MRI scan of the brain

In your head

Imaging the living brain is a valuable thing to do

We can image, or ‘scan’, the brain to examine its structure and function in living people and other animals. This can be done using various methods, such as computerised tomography (CT), magnetic resonance imaging (MRI) and positron emission tomography (PET), alone or in combination.

Researchers use these methods to try to understand how the healthy brain develops, performs its functions and changes as we get older, as well as to study the changes that occur in neurological conditions such as Alzheimer’s disease and stroke. In the earliest stages of Alzheimer’s disease, for example, the hippocampus begins to shrink, eventually leading to problems with memory. In stroke, damage to the grey matter and the white matter connecting different parts of the brain often affects a person’s ability to speak and move. Doctors can image the brain to observe these changes to diagnose diseases more accurately. Brain imaging can also be used to monitor the progression of a disease, as well as the effects of therapy.

Lead image:

An MRI scan of a healthy adult brain taken from behind, showing white and grey matter structures.

Dr Flavio Dell'Acqua/Wellcome Images CC BY


About this resource

This resource was first published in ‘Inside the Brain’ in January 2013 and reviewed and updated in November 2017.

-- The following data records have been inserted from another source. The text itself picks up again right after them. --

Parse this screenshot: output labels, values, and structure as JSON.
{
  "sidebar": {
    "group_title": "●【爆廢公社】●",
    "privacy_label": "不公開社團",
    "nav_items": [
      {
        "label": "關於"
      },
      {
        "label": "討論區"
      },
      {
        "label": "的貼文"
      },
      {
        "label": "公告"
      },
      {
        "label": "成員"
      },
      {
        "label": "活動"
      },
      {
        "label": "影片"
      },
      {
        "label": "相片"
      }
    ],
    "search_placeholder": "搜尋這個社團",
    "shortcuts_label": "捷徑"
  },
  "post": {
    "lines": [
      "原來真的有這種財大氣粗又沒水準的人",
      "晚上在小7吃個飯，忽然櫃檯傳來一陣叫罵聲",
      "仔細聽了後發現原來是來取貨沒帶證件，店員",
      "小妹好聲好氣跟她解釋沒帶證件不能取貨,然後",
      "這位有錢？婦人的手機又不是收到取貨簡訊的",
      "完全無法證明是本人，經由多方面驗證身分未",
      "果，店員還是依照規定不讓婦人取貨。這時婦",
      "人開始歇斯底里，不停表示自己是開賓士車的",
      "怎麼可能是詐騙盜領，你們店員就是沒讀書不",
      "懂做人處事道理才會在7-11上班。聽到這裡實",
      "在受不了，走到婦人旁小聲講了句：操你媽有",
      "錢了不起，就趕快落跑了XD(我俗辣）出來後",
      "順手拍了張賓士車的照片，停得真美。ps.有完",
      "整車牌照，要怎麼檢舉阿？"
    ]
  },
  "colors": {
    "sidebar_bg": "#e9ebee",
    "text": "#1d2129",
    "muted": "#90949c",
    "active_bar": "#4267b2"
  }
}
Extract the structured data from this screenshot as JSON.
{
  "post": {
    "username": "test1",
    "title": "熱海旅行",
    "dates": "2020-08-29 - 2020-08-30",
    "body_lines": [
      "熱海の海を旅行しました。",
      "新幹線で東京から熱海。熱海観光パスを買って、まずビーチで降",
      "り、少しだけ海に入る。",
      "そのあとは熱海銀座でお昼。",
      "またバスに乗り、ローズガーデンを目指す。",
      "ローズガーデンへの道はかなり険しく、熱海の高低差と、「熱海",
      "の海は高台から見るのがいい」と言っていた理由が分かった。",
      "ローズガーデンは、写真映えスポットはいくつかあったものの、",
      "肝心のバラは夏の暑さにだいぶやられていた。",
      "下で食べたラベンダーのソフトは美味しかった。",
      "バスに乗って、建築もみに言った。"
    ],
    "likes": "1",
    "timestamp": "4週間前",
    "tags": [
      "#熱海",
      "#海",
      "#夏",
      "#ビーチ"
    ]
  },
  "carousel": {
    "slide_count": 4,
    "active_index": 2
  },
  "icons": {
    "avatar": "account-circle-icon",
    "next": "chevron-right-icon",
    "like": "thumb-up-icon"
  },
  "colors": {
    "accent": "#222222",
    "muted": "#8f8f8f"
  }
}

Inside the Brain
Education levels:
16–19, Continuing professional development